NASHVILLE, Tenn. (WKRN) – As the statewide coordinator for the Tennessee Alliance for Drug Endangered Children (TADEC), Tabatha Curtis sees first-hand the negative effects drug dependency has on entire families.
“They’re growing up in environmental chaos. The lack of necessities for these children, and I’m talking about your basic necessities food, clothing, and shelter may not be there,” Curtis says.
Oftentimes, helpless children are left to fend for themselves. “If you’re not sober and clean, your priority is not watching over your child,” she says.
The growing problem became apparent in 2006, during the Methamphetamine epidemic. That’s when TADEC was formed as part of the Tennessee Bureau of Investigations, Dangerous Drugs Task Force.
“It kind of lost momentum along the way, and there wasn’t any funding for it,” explains Curtis.

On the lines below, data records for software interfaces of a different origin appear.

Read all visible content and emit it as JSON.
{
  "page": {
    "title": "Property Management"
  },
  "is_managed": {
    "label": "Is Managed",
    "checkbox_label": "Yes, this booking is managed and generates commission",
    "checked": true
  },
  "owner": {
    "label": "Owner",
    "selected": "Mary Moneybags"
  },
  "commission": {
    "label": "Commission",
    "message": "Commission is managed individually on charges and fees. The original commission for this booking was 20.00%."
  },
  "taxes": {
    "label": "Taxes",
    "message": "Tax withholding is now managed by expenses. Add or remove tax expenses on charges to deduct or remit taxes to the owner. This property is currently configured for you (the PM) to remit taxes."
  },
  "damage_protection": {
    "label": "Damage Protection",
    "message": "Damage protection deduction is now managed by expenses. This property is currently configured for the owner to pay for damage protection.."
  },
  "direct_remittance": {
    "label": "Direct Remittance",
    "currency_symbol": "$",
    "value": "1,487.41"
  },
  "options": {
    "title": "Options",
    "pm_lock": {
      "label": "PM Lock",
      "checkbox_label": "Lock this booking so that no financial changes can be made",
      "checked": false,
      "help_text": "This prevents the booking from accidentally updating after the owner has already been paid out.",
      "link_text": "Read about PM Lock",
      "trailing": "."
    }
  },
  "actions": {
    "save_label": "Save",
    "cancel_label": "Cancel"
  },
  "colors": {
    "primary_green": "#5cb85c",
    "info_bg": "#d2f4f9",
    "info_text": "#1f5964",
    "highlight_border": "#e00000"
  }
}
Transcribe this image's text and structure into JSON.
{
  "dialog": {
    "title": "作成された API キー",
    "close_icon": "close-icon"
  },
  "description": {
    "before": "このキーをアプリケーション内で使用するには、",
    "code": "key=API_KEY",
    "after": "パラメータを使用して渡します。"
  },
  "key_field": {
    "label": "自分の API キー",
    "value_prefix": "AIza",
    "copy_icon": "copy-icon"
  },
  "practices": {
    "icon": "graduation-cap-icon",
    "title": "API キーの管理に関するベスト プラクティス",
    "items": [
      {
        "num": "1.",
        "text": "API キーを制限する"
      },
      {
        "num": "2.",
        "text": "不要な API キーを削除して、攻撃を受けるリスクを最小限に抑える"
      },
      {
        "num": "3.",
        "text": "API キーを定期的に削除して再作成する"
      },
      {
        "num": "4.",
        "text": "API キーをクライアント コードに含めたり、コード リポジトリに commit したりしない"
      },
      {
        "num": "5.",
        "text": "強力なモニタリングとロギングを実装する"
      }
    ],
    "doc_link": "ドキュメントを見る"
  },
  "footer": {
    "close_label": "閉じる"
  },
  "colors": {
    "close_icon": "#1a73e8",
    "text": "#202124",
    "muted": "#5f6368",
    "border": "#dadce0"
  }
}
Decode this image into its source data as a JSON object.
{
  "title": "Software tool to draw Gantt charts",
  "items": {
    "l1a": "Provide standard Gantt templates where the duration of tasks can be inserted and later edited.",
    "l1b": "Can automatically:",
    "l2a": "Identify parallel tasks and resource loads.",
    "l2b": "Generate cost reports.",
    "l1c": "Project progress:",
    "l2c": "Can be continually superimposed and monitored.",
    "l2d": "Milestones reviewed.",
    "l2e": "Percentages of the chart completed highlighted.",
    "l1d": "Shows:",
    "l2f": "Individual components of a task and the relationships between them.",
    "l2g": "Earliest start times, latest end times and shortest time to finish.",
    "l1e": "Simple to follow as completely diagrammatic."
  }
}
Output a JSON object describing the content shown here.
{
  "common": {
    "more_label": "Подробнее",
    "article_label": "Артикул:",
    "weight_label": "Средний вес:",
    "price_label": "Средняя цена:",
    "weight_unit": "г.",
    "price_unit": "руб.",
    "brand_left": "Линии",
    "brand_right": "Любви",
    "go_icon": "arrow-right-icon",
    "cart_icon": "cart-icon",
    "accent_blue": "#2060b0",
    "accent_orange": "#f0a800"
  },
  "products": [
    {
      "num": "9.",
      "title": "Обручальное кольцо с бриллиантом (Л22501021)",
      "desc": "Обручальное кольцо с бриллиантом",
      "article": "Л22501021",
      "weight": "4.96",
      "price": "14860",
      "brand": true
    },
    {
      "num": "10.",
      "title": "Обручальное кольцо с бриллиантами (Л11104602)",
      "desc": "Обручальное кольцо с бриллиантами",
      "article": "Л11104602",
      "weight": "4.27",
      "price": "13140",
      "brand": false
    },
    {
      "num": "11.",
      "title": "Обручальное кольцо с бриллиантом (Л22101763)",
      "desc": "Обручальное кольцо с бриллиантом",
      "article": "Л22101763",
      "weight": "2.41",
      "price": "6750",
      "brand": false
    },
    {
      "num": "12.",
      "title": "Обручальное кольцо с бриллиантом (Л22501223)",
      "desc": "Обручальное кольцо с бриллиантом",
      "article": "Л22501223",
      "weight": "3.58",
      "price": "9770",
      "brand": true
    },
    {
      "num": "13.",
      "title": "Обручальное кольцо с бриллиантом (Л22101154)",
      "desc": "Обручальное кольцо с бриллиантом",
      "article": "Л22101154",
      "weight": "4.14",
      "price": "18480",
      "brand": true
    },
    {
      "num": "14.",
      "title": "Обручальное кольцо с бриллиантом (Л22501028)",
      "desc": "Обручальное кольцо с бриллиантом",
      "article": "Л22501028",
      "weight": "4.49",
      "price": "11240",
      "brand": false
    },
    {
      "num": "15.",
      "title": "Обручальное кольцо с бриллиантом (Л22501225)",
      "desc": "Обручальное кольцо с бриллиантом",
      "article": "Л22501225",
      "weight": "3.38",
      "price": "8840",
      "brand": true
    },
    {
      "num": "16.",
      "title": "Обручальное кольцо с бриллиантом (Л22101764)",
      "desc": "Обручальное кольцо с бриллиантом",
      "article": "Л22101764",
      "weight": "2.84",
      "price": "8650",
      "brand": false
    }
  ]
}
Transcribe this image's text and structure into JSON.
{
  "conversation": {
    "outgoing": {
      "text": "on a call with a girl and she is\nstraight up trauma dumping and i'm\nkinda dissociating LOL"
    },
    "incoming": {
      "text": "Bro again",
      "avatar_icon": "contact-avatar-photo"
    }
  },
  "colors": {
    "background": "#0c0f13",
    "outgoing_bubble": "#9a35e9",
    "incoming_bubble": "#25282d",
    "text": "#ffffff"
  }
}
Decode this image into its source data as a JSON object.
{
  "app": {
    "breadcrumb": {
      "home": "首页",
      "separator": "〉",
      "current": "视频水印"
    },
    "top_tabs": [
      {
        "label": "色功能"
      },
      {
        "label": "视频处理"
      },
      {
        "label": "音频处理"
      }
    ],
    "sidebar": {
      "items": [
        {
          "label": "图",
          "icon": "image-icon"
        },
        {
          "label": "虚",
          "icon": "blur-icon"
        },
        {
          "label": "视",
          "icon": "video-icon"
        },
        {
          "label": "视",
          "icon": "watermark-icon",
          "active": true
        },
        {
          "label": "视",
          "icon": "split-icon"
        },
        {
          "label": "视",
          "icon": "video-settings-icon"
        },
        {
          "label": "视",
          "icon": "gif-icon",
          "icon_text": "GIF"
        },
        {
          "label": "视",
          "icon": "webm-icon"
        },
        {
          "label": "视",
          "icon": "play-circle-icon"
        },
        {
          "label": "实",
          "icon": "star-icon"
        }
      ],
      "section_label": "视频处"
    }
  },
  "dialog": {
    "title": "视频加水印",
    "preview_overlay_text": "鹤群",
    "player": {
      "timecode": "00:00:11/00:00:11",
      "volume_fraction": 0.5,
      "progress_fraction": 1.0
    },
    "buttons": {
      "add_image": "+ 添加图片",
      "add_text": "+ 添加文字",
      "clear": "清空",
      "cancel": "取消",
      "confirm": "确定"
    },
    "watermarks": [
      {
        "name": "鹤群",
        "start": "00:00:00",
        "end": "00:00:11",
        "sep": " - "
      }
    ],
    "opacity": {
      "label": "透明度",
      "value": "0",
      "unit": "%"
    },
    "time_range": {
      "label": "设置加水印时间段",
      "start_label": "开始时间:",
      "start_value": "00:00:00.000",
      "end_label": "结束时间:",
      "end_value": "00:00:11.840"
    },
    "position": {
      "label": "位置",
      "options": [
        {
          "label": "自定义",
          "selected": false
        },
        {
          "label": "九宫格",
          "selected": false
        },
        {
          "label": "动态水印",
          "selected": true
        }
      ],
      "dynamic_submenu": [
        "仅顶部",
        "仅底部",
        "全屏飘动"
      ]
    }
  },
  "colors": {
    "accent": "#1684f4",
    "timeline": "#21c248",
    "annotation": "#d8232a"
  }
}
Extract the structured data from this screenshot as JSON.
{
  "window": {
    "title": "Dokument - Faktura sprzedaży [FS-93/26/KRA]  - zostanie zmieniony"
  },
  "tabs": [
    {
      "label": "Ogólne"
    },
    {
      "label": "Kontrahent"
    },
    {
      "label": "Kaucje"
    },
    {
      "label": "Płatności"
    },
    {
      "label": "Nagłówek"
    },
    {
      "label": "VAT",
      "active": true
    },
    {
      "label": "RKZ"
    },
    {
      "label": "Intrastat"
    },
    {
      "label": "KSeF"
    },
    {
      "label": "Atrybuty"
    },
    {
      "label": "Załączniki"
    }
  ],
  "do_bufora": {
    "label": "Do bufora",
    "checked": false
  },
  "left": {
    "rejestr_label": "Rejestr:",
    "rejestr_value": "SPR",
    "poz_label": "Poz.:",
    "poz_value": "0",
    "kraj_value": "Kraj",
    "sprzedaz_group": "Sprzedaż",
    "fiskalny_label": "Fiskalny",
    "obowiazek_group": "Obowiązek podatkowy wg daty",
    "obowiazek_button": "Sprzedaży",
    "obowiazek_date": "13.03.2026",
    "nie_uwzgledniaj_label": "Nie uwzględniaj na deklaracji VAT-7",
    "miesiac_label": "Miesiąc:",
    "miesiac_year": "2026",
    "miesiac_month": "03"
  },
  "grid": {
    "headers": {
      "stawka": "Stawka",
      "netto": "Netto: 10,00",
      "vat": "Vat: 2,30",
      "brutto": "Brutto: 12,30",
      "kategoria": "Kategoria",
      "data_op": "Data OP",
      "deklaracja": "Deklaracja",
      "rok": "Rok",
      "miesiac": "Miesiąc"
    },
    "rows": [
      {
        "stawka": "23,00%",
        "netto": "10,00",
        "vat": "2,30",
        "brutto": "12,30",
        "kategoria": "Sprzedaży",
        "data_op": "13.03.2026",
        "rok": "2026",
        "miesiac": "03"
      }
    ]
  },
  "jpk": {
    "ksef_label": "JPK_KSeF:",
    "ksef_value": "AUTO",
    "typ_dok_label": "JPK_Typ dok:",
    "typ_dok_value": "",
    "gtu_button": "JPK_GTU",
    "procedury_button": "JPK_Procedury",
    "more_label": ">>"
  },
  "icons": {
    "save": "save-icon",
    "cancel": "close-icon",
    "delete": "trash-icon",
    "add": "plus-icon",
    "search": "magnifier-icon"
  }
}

Then in 2018, the organization received a one million dollar grant that brought new hope to the program and a renewed focus.
“The support from the grant that we received helped us tremendously to really rally the troops together.”
The group developed half a dozen task forces across the state. Four are located right here in Middle Tennessee.
“When we talk about what are these response teams doing, they’re responding to the needs of the children and the families,” Curtis says.
They address everything from food, clothes, shelter, to mental health, and rehabilitation just to name a few.
“Our role is not to look at removing the children,” Curtis says, “We are resource and referral and are trying to be the linkage in the community for these children and their families.”
In the past three years, the program has helped hundreds of families.
“We’re seeing great success all across the state of Tennessee. And, I’m talking about from West, Middle, and East.”
Funding is again coming to an end. “September 30th is the final year of funding for that, however, we are in the process of writing for another grant,” explains Curtis.
She is hopeful another influx of money will allow TADEC to create six additional task forces during a time it’s needed most.
“I don’t know that it will ever be over. You see, substance abuse issues [are] a generational cycle a lot of times, but we have to be positive and think the work that we’re doing is changing the trajectory of these children’s lives.”
Showing them, Curtis continues, life doesn’t have to be this way.